Things are vastly better than they used to be, but it's not a surprise the thing got a reputation for bugginess.
I've been playing since Season 3, and there's def been some ridiculous bugs. It's gotten better over time, but the spaghetti code and 'coded as a minion' memes are still just as popular as ever. To be honest I think this is the first time I've seen someone that plays LoL not call it a buggy mess.
My personal favorites are when that update to Skarner broke Lux's ult (how are those related at all?) and when they first added the smite damage to the HUD which broke flash because the UI wasn't designed to display that data (flash's cooldown would get set to smite's damage as it's cooldown, or about 500 seconds early game).
One of their lead champion designers has even come out and said something along the lines that many champion's dashes are coded separately, even though a dash would be something pretty easy to reuse. I'm pretty sure the champion ability scripts are written by the champion designers and not formal engineers/programmer base on comments like this one and others I've seen on reddit from Riot's champion designers.

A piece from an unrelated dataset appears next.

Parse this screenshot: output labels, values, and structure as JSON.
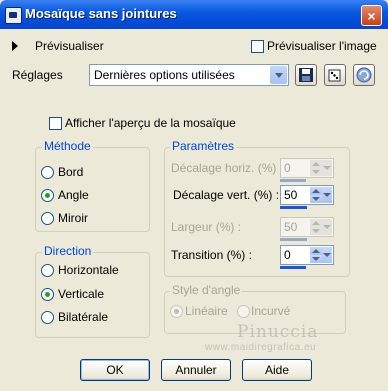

Crashes and visual glitches are very rare, but there are a lot of bugs that just go unnoticed due to so much stuff happening at any time.
See  for the best example, but while now that those are documented it's clear that that's the worst case, a good number of champions contented for the Most Bugged crown over the years, even months after being released or still unfixed to date.

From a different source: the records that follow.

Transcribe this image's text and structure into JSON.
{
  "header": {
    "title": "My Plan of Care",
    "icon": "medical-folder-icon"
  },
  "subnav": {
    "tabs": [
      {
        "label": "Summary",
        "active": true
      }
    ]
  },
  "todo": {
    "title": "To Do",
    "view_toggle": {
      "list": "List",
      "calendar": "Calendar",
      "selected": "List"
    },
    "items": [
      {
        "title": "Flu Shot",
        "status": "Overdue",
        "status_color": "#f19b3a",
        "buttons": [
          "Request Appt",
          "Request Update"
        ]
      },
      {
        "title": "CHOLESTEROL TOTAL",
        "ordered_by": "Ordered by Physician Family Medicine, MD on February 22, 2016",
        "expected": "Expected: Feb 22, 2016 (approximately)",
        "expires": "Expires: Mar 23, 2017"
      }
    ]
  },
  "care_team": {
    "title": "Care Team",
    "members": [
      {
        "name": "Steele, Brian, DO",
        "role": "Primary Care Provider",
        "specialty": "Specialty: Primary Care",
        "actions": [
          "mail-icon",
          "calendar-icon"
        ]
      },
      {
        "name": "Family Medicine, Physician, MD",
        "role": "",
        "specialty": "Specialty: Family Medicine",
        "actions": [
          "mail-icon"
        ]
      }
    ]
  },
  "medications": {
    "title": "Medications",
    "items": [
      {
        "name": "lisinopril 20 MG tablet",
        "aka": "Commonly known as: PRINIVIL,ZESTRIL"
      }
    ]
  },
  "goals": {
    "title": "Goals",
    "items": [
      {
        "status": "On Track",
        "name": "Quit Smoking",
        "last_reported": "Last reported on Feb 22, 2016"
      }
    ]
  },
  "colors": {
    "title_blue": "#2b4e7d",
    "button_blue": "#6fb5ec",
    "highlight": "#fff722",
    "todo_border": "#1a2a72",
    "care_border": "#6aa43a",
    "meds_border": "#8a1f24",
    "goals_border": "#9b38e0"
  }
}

Other than that the new CEF client is still more buggy and unstable than the old one (same guy who made the above list also had one for the client although that hasn't been updated in months AFAIK) and at any time there has always been some sort of bug related to pathing, vision, or targeting.
Also I'm not 100% sure about the last year, but I think there as never been one since at least when I started playing in 2013 when some near-gamebreaking champion bug didn't make it to the "LTS" patch fixed for the LCS.
LoL is known for being very buggy.
What's even funnier to me is:
1. The concept they're claiming to have spent so much time to arrive at here -- a unified game time clock -- is something that most game engines have always had. This shouldn't be a new concept.
2. Even after they identified that the use of floating-point types for time calculations could cause errors, what does their new API design use as its return types? Float and double. It's almost as though they forgot what the problem was.
I would say this used to be the case but now they've made a significant effort in order to improve reliability. It's not surprising that there's a bunch of old stuff still around.
Just look at how long it took them to implement replay and a sandbox mode. I'm not sure how much of that was design decisions or was simply because of all the old crap they had to get rid of.
> all the old crap they had to get rid of
They were pretty open about this being the issue with sandbox mode. Ostensibly-simple stuff like "set champion level to 7" was a nightmare because the game lacked any easy way to break invariants like "levels increase one at a time based on XP gain obtained in-world".
Well... do you have the same level of fun when you read quite a long discussion on HN about Firefox where people write many interesting things, but no one knows that the abbreviation of Firefox is not FF? Come on.
They also created Berkshelf.
The idea of riot games posting an engineering article is funny to me. They're famous among their own players for having a very buggy platform, and handling time between framerates is one of the earlier things you learn in game development.
I find it believable but sad that there were apparently eight different implementations of this idea across the codebase. I am not surprised that the developer had to add an ascii skull and crossbones to his code to encourage others not to change it.
Anywhere else I can read this? Blocked at work
As someone who works with clocks that are required to be synced within microseconds, and protocols that keep clocks in sync within tens of nanoseconds, I have to smile about this use of the term high-precision.